The Occupational Safety and Health Administration (OSHA) mandates many safety and surveillance programs for employers, but one of the most commonly cited employer deficiencies is the Hearing Conservation Program (HCP).
What is the Hearing Conservation Program?
The HCP aims to protect employees from hearing loss due to noise exposure in their work environment. OSHA mandates that employers create and maintain a hearing conservation program for employees who are exposed to noise levels of 85-decibels (dB) or greater on an 8-hour time-weighted average.
Employers should perform a noise level assessment at their worksite to determine which employees are at risk of hearing loss and should be enrolled in the company’s HCP.
What are the components of an HCP?
- Administrative controls limiting noise exposure
- Employee education about hearing protection
- Supplying and fitting hearing protection devices at no cost to the employee
- Providing audiograms at no cost to the employee
- Employees must receive a baseline audiogram within six months of their first exposure to their noisy environment.
- Employees must have no noise exposure for 14 hours before the audiogram.
- Audiograms are analyzed by a medical team.
- An annual audiogram is compared to an employee’s baseline audiogram to detect hearing loss.
- Standard threshold shift (STS) is a loss of hearing of 10 dB or more on average at 2000, 3000 and 4000 frequencies.
- An audiology technician analyzes an employee’s annual audiogram and if there is an STS, the hearing test is reviewed by an audiologist or physician.
- If an audiologist or physician confirms the results that show hearing loss, they evaluate the need for further testing and send a report to the employer.
- The employer must report the results to the employee within 21 days.
After STS is reported, what’s next?
- If the STS is OSHA recordable, the employer may provide an additional audiogram within 30 days of the employee’s annual audiogram to confirm the results.
- If the STS is confirmed, the employer must place it on the OSHA 300 log.
- Then, the employer must:
o Educate the employee again about hearing protection

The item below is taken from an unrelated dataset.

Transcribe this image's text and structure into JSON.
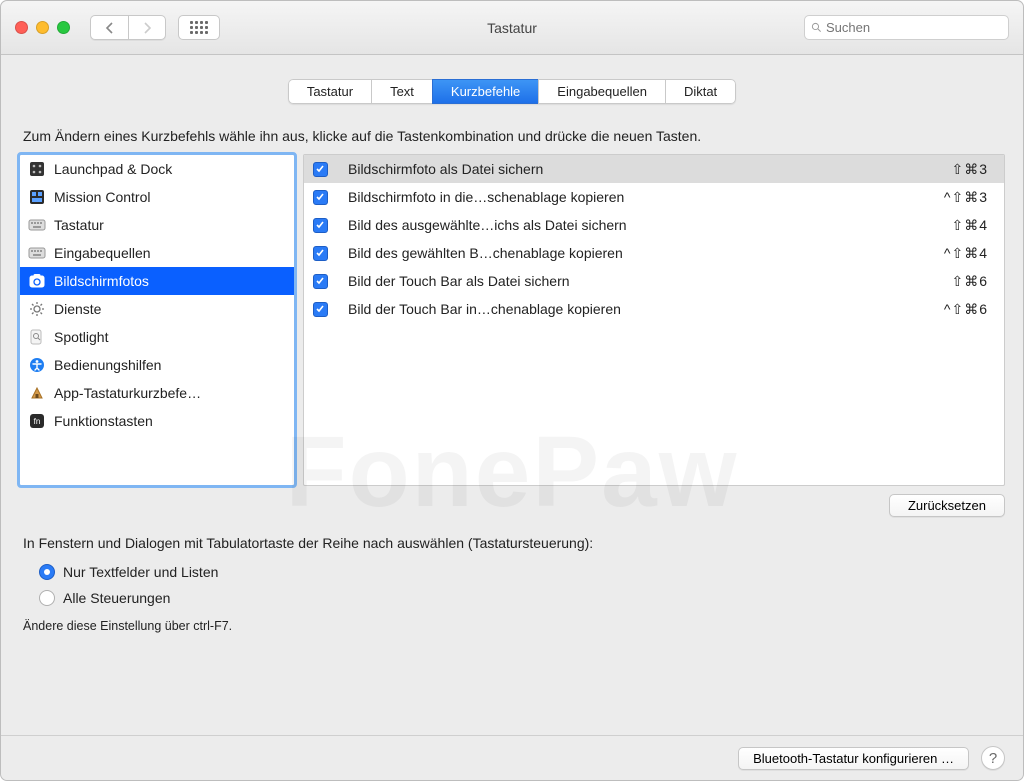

- Re-fit hearing protectors if needed
- Ensure the employee is wearing hearing protectors
- If the STS is present at the next annual audiogram, the physician may revise the baseline audiogram.
What are an employer’s recordkeeping requirements for an HCP?

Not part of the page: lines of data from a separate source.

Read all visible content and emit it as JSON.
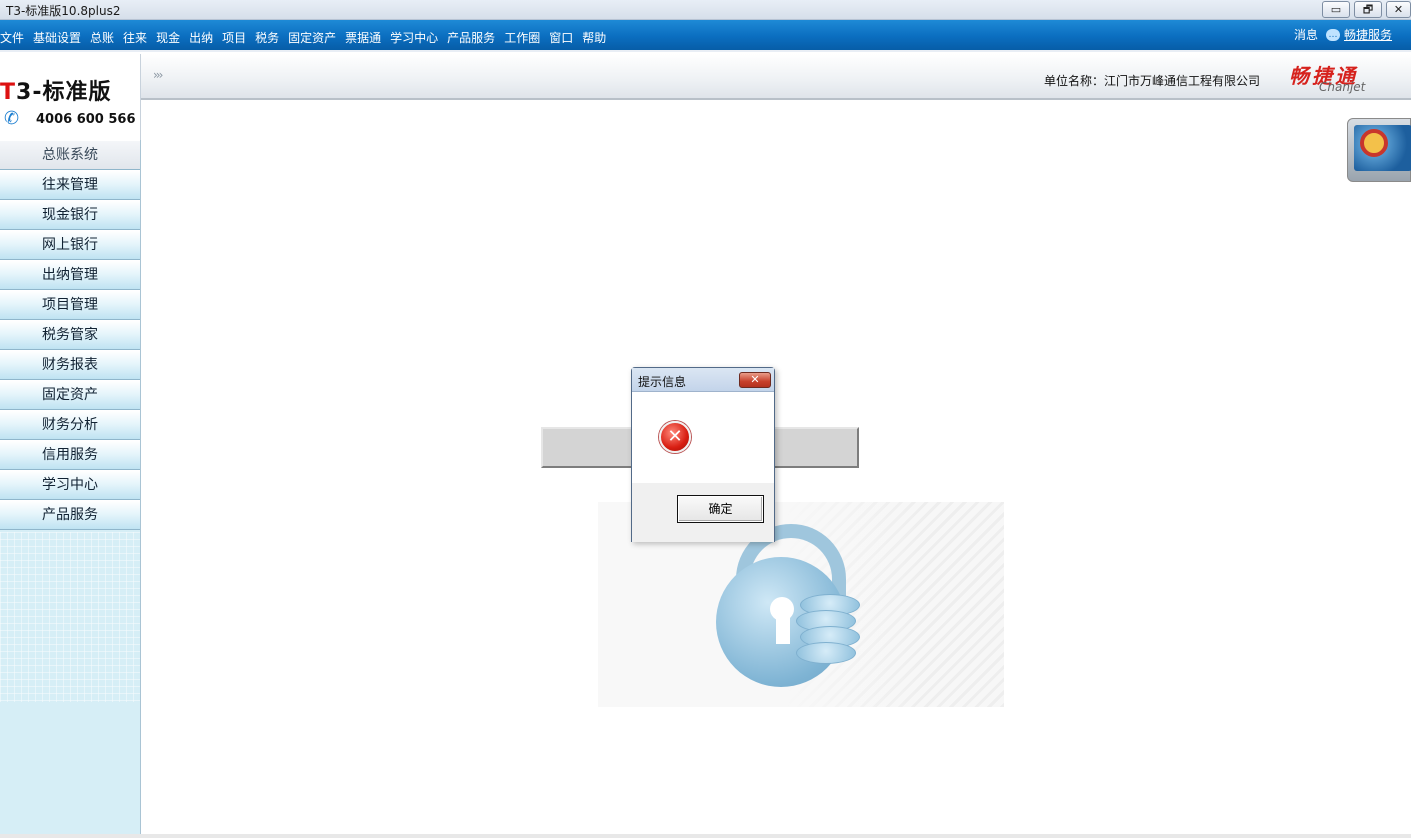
{
  "window": {
    "title": "T3-标准版10.8plus2",
    "min_label": "▭",
    "max_label": "🗗",
    "close_label": "✕"
  },
  "menu": {
    "items": [
      "文件",
      "基础设置",
      "总账",
      "往来",
      "现金",
      "出纳",
      "项目",
      "税务",
      "固定资产",
      "票据通",
      "学习中心",
      "产品服务",
      "工作圈",
      "窗口",
      "帮助"
    ],
    "messages_label": "消息",
    "service_link": "畅捷服务"
  },
  "logo": {
    "brand_t": "T",
    "brand_rest": "3-标准版",
    "phone": "4006 600 566"
  },
  "sidebar": {
    "items": [
      "总账系统",
      "往来管理",
      "现金银行",
      "网上银行",
      "出纳管理",
      "项目管理",
      "税务管家",
      "财务报表",
      "固定资产",
      "财务分析",
      "信用服务",
      "学习中心",
      "产品服务"
    ],
    "active_index": 0
  },
  "header": {
    "chevron": "›››",
    "unit_label": "单位名称：江门市万峰通信工程有限公司",
    "brand_cn": "畅捷通",
    "brand_en": "Chanjet"
  },
  "dialog": {
    "title": "提示信息",
    "close_label": "✕",
    "icon": "error-icon",
    "ok_label": "确定"
  },
  "colors": {
    "menubar": "#0b6ec0",
    "sidebar": "#d6eef6",
    "brand_red": "#d6221d"
  }
}
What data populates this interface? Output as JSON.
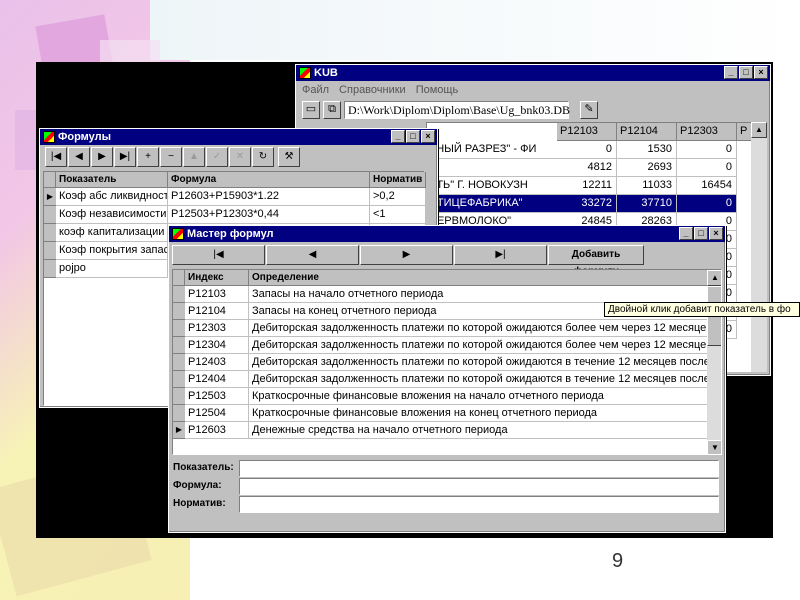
{
  "slide": {
    "number": "9"
  },
  "kub": {
    "title": "KUB",
    "menu": [
      "Файл",
      "Справочники",
      "Помощь"
    ],
    "path": "D:\\Work\\Diplom\\Diplom\\Base\\Ug_bnk03.DB",
    "columns": [
      "P12103",
      "P12104",
      "P12303",
      "P"
    ],
    "rows": [
      {
        "name": "ЬНЫЙ РАЗРЕЗ\" - ФИ",
        "values": [
          "0",
          "1530",
          "0"
        ]
      },
      {
        "name": "7",
        "values": [
          "4812",
          "2693",
          "0"
        ]
      },
      {
        "name": "ЕТЬ\" Г. НОВОКУЗН",
        "values": [
          "12211",
          "11033",
          "16454"
        ]
      },
      {
        "name": "ПТИЦЕФАБРИКА\"",
        "values": [
          "33272",
          "37710",
          "0"
        ],
        "selected": true
      },
      {
        "name": "СЕРВМОЛОКО\"",
        "values": [
          "24845",
          "28263",
          "0"
        ]
      },
      {
        "name": "",
        "values": [
          "",
          "",
          "0"
        ]
      },
      {
        "name": "",
        "values": [
          "",
          "",
          "0"
        ]
      },
      {
        "name": "",
        "values": [
          "",
          "",
          "0"
        ]
      },
      {
        "name": "",
        "values": [
          "",
          "",
          "0"
        ]
      },
      {
        "name": "",
        "values": [
          "",
          "",
          "96"
        ]
      },
      {
        "name": "",
        "values": [
          "",
          "",
          "0"
        ]
      }
    ]
  },
  "formuly": {
    "title": "Формулы",
    "columns": [
      "Показатель",
      "Формула",
      "Норматив"
    ],
    "rows": [
      {
        "name": "Коэф абс ликвидност",
        "formula": "P12603+P15903*1.22",
        "norm": ">0,2",
        "current": true
      },
      {
        "name": "Коэф независимости",
        "formula": "P12503+P12303*0,44",
        "norm": "<1"
      },
      {
        "name": "коэф капитализации",
        "formula": "",
        "norm": ""
      },
      {
        "name": "Коэф покрытия запас",
        "formula": "",
        "norm": ""
      },
      {
        "name": "pojpo",
        "formula": "",
        "norm": ""
      }
    ]
  },
  "master": {
    "title": "Мастер формул",
    "add_button": "Добавить формулу",
    "columns": [
      "Индекс",
      "Определение"
    ],
    "rows": [
      {
        "index": "P12103",
        "def": "Запасы  на начало отчетного периода"
      },
      {
        "index": "P12104",
        "def": "Запасы  на конец отчетного периода"
      },
      {
        "index": "P12303",
        "def": "Дебиторская задолженность платежи по которой ожидаются более чем через 12 месяце"
      },
      {
        "index": "P12304",
        "def": "Дебиторская задолженность платежи по которой ожидаются более чем через 12 месяце"
      },
      {
        "index": "P12403",
        "def": "Дебиторская задолженность платежи по которой ожидаются в течение 12 месяцев после"
      },
      {
        "index": "P12404",
        "def": "Дебиторская задолженность платежи по которой ожидаются в течение 12 месяцев после"
      },
      {
        "index": "P12503",
        "def": "Краткосрочные финансовые вложения  на начало отчетного периода"
      },
      {
        "index": "P12504",
        "def": "Краткосрочные финансовые вложения  на конец отчетного периода"
      },
      {
        "index": "P12603",
        "def": "Денежные средства  на начало отчетного периода",
        "current": true
      }
    ],
    "fields": [
      {
        "label": "Показатель:"
      },
      {
        "label": "Формула:"
      },
      {
        "label": "Норматив:"
      }
    ],
    "tooltip": "Двойной клик добавит показатель в фо"
  }
}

- Maintain noise exposure measurements for two years
- Maintain all audiometric test records during employment
- Must provide employees with access to their records upon request
What can Sanford OccMed provide to your HCP?

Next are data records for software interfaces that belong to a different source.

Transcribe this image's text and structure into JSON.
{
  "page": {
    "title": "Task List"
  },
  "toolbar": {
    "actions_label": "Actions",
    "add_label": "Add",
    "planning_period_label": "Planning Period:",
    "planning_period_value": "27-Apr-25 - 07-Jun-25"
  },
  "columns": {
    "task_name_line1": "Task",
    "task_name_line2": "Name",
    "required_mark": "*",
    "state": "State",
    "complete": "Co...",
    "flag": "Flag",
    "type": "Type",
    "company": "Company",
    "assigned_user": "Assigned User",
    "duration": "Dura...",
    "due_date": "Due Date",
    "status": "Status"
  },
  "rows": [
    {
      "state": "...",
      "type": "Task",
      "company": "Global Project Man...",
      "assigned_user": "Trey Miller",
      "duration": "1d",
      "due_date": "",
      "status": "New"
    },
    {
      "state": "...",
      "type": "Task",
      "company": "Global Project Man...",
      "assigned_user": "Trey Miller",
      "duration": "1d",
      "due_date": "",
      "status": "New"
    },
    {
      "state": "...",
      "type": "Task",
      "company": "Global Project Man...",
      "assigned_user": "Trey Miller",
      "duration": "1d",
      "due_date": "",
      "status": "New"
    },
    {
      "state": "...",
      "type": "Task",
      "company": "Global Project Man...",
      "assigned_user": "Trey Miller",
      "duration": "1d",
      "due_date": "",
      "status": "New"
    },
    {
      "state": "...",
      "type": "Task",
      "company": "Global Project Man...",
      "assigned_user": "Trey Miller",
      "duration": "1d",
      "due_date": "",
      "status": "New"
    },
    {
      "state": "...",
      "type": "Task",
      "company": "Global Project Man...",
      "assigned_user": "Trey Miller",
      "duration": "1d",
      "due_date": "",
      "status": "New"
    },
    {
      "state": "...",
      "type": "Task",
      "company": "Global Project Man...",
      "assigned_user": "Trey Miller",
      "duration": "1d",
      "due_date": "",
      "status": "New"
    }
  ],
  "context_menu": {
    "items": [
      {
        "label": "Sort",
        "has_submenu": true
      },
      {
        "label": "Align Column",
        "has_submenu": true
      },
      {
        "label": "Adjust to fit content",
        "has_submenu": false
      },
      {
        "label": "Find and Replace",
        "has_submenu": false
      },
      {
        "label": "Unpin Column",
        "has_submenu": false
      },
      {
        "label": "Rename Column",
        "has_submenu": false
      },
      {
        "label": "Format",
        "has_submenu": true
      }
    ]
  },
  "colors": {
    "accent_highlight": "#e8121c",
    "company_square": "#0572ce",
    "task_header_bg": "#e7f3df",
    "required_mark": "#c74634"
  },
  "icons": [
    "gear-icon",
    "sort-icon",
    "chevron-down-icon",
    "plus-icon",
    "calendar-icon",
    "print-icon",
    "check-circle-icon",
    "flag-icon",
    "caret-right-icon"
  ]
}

- Education on hearing protection
- Molded hearing protectors
- Audiograms both onsite and in a clinic setting
- Physician review of audiograms that show possible hearing loss
- OSHA hearing loss examinations
Interested in learning more? Sign up for our webinar on Tuesday, June 22 at 10 a.m. CDT. Joel Blanchard, MD, will discuss how to protect your employee’s hearing and remain compliant with OSHA’s Hearing Conservation Program.